Yet if the reader would rightly comprehend the lesson of this period, he must grasp the fact that in a very full and ample sense all history is a part of one—nay, is but one and the same story writ in different characters. How utterly unlike in all externals are the Gospels written in the Latin, Greek, Arabic, Nagri, or Chinese characters and languages, but the essence and the spirit of all these versions are the same. So it is with the histories of men and nations. The stories of England, France, Spain, India, Egypt, how different! and yet in all that is the final essential of true history—the story of man’s combat with his surroundings—the same. It is so because in the last analysis all men are the same, like the ocean, “His Sea in no showing the same—his Sea and the same ‘neath all showing.”

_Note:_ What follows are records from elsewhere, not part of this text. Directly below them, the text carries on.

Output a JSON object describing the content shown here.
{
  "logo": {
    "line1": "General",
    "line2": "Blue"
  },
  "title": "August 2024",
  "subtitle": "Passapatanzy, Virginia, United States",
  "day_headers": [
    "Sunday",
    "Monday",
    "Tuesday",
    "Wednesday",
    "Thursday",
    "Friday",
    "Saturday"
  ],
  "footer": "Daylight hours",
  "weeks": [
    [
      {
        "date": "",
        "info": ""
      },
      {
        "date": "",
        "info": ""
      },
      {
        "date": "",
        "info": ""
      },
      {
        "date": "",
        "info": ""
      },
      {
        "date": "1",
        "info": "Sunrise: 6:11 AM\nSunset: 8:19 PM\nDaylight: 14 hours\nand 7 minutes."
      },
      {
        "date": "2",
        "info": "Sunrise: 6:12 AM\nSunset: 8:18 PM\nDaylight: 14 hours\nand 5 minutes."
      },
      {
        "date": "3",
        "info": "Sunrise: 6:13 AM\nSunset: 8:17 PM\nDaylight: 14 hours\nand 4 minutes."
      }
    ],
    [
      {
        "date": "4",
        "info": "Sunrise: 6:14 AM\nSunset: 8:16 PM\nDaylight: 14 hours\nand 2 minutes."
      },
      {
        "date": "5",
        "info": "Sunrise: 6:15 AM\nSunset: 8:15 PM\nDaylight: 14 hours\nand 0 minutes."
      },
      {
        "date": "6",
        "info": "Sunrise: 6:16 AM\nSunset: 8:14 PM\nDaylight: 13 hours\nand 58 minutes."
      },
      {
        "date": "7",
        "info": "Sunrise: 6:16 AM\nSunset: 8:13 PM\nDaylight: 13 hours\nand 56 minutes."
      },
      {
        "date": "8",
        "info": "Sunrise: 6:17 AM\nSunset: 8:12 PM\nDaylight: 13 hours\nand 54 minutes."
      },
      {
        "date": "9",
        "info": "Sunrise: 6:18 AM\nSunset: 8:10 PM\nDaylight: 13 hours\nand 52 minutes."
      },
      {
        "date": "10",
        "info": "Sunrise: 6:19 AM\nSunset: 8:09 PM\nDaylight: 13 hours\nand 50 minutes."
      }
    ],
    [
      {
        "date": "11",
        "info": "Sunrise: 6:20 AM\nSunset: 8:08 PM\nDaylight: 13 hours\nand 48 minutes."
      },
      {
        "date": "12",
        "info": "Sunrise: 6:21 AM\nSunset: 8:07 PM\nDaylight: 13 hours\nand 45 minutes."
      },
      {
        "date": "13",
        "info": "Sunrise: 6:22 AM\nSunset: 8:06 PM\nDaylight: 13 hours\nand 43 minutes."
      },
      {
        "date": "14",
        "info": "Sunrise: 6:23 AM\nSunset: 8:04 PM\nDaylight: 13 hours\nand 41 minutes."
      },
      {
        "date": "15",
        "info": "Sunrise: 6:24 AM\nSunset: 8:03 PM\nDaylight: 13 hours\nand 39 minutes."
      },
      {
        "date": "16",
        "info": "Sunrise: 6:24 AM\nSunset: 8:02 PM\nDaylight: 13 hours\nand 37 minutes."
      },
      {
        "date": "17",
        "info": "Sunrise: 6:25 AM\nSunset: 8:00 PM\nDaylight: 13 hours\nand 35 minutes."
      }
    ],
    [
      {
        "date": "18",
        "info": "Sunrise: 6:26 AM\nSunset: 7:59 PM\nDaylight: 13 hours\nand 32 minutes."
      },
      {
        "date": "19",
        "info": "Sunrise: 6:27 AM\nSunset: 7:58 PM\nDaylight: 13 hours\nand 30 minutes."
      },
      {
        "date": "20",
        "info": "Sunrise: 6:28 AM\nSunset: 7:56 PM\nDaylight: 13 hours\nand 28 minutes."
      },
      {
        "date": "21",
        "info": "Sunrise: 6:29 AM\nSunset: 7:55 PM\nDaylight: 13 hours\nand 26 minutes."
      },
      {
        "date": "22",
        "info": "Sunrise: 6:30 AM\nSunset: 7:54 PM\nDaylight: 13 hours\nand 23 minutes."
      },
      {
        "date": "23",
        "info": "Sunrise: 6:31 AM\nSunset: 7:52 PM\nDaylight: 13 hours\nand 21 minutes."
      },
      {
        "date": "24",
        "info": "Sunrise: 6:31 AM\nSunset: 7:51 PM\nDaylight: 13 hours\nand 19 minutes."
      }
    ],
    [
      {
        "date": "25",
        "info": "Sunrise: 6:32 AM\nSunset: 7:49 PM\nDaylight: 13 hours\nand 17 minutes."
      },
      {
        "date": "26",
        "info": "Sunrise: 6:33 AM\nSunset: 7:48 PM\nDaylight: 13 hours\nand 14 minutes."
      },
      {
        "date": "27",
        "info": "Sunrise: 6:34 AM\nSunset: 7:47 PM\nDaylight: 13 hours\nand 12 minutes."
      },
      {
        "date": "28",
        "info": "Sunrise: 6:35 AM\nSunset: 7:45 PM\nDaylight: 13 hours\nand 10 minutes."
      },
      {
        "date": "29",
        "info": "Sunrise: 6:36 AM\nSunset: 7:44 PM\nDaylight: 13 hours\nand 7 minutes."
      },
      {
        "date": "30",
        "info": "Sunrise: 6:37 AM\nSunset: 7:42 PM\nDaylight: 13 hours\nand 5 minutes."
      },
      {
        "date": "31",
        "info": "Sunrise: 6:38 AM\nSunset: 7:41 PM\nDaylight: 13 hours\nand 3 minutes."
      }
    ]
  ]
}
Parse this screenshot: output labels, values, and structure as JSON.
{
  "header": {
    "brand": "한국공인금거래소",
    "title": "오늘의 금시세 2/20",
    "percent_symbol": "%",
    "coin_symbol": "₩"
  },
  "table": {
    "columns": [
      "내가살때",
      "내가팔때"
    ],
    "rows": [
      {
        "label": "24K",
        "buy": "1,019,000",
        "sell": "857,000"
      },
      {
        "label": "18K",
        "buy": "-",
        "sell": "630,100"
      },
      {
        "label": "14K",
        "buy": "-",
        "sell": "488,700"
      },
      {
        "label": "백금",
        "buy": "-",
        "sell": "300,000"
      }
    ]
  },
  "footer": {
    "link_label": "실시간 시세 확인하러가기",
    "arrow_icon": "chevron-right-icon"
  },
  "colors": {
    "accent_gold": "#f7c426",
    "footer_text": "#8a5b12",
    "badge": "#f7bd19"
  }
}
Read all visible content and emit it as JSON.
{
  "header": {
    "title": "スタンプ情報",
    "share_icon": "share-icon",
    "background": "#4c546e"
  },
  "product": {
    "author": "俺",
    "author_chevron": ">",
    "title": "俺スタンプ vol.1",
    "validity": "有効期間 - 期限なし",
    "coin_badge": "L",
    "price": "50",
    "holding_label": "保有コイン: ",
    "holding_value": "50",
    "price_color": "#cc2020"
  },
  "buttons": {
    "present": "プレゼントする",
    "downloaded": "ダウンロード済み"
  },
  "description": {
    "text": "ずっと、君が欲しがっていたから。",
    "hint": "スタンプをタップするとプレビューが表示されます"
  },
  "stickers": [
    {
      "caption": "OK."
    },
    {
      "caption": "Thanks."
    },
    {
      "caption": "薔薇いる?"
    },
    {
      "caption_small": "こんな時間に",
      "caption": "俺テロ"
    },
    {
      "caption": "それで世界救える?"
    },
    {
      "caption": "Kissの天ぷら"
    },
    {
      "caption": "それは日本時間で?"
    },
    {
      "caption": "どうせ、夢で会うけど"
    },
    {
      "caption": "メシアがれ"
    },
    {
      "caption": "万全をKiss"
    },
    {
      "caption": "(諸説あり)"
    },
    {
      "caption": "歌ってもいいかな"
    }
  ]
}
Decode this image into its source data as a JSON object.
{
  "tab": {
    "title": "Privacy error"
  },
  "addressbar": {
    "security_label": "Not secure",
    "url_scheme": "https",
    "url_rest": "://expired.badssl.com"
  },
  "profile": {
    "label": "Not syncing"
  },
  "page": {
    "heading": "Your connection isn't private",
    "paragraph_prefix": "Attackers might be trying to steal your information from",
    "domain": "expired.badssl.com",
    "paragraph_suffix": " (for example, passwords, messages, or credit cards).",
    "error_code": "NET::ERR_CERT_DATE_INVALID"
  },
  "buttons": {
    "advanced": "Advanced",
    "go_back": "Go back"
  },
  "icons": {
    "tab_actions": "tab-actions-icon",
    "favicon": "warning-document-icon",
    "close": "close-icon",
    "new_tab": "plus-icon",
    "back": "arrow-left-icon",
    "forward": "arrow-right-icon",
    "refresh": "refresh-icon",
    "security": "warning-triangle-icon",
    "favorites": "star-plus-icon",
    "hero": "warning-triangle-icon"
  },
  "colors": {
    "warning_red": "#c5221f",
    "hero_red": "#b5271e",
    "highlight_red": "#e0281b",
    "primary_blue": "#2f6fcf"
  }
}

Scattered in the deserts of Persia, the traveller comes upon isolated villages wherein men and women are born, grow up, marry, beget families, and die, and never once pass beyond the mirage-haunted horizon of their little oasis. With world-encircling ideas and ambitions, the traveller thinks of the mad maelstrom of life in the crowded cities of the West, and wonders that men can be so different and still be men, and yet more so, that between himself and these Persians of the desert, drifting through life in a daily round that never changes, never varies, there should be anything in common. And the wonder is, not that they have the same shape and form as he, that they can cry with Shylock, “If you prick us, do we not bleed? If you poison us, do we not die?” All that is as nothing, since it lifts the man no higher than the brutes of the field, but in all else, in all that is the essential differentia of man, even in these, these children of the waste are such as we, moved by the same passions, stirred by the same affections, urged by the same desires, however variously all these may find expression.
Further yet afield. The miserable Mahars and Mangs of the Indian Deccan, who, living or dead, are held by all the peoples around them as not less vile than the carrion they do not scorn to eat. Even there among these if you will, you may trace, as the venerable missionary Wilson did, deep buried under the man-debasing foulness of their lives, the humanity of the man as the dominating, all-controlling element, severing them by an immeasurable and impassable distance from the noblest of the animals, and linking them by an inseverable bond to the noblest of their fellow-men. All that may characterise the individual outside of this is but the accident of his life and being; the essential element, guiding and swaying him in all things, is this fundamental, ineradicable humanity.
It is the fashion nowadays to speak of the “Brotherhood of man,” but how few realise how absolutely, how completely the phrase expresses the simple truth! a truth that nullifies all the arrogantly-arrayed arguments and fancy-founded fallacies of Haeckel and the whole field of Monists and Materialists. If, then, we would understand the Egyptian or any other people, we must start by recognising that, however wide and apparently unbridgable may be the gulf that divides us from them, whether physical, mental, or moral, it has been caused by the rushing flow of the multitudinous circumstances that have moulded the life and character of each, and, as Mill and Buckle have said, not to any originating difference in our natures.
As a boy at school to me history was the dullest of dull tasks, but when I came to mix with the peoples of foreign lands, and, fascinated by the charm of the living kaleidoscope of Indian life, sought some clue to the myriad-minded moods and manners of its peoples, I longed for a history that should tell me how and why these peoples were so different from, and yet so...